For example, the MDC-T national council and national executive resolved the party would not allow the draft constitution agreed to on July 18 2012 to be amended after Mugabe declared that the principals would have the final say, but Tsvangirai eventually relented despite several public denials of reports that he had struck an agreement with the Zanu PF leader and former nemesis.
Senior officials say they believe Tsvangirai was cajoled into accepting Zanu PF nominees for commissions and changes to the Copac draft despite his party’s position because of alleged damaging information collected during a sting operations by security agents during the tenure of the coalition government.
A number of women have publicly alleged affairs with Tsvangirai ahead of his union with his wife Elizabeth Macheka last year.
His relationship with Lorcadia Karimatsenga-Tembo turned particularly nasty as she dragged the premier to court on the grounds that she was legally married to him.
She managed to halt Tsvangirai’s planned white wedding to Macheka, resulting in the couple resorting to a customary union.
“Mugabe came to Tsvangirai’s rescue by ordering state security agents and state media to stop interfering with Tsvangirai’s private life; had he not done so, his reputation would have been left in tatters because they had a lot of damaging information about him,” said a party official.
“Mugabe also came to Tsvangirai’s rescue when he was facing arrest for alleged double dipping after allegedly taking money from Treasury and the Reserve Bank of Zimbabwe for the construction of his Highlands house; so for that he is grateful,” said the source.
“Besides that, it is clear that their relationship has evolved with time and he now feels at home around Mugabe. It is believed the two have a number of secret deals or some illusions of such and we can safely say that he now trusts Mugabe more.
“It seems Mugabe has convinced Tsvangirai that they have the same interests as principals; which interests they should protect through the principals forum. During the constitution-making exercise, for instance, Mugabe told Tsvangirai that their subordinates wanted to use the exercise to reduce their power so that they enhance their own political ambitions, hence the decision that they have the final say.”
Tsvangirai’s recent unpopular decisions fall into a well-documented pattern that developed since 2010 when he slowly allowed issues surrounding appointments of police commissioner-general Augustine Chihuri, RBZ governor Gideon Gono and Attorney-General Johannes Tomana to go off the public radar, despite his party’s initial stiff resistance.

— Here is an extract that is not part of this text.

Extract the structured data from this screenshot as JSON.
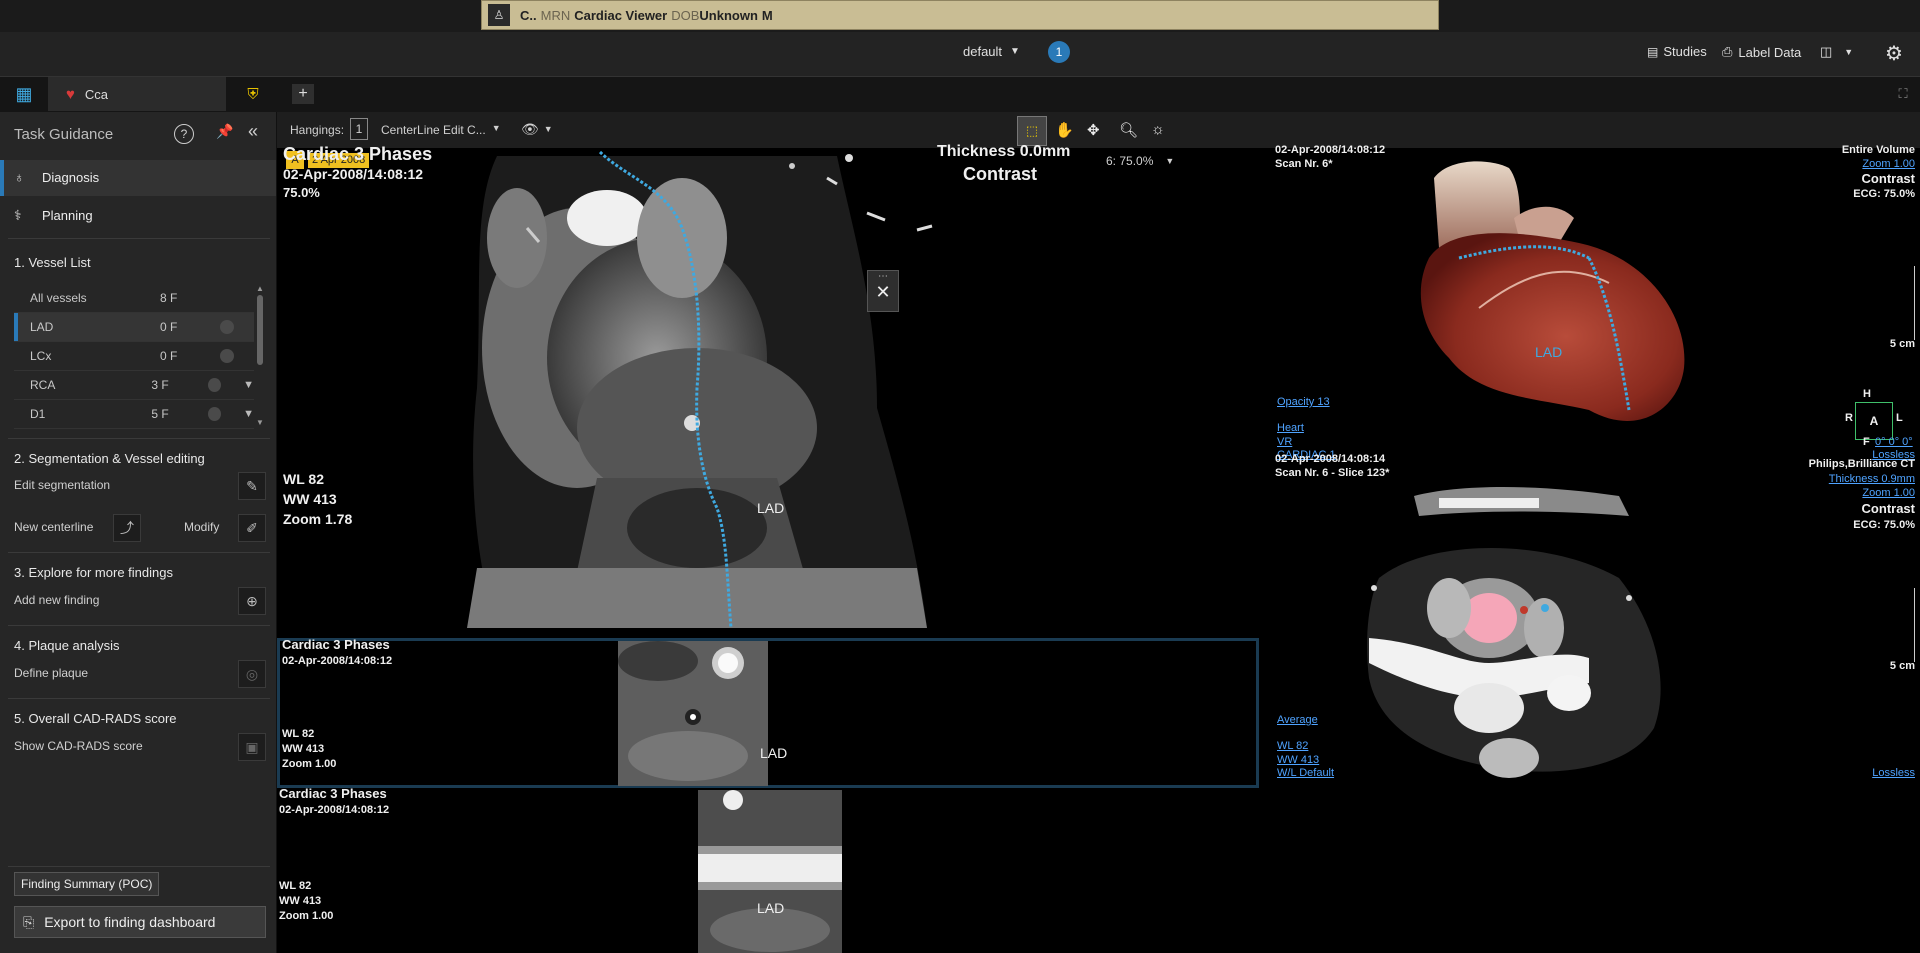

A senior intelligence officer confirmed the existence of damning material against Tsvangirai that has been covertly collected since the formation of the coalition government.
“He (Tsvangirai) is a sitting duck in many ways,” said the intelligence officer.
“The evidence we have can split his party, end his political career and might lead to his incarceration. Tsvangirai is still a free man because of Mugabe’s benevolence, hence he is in his pocket.”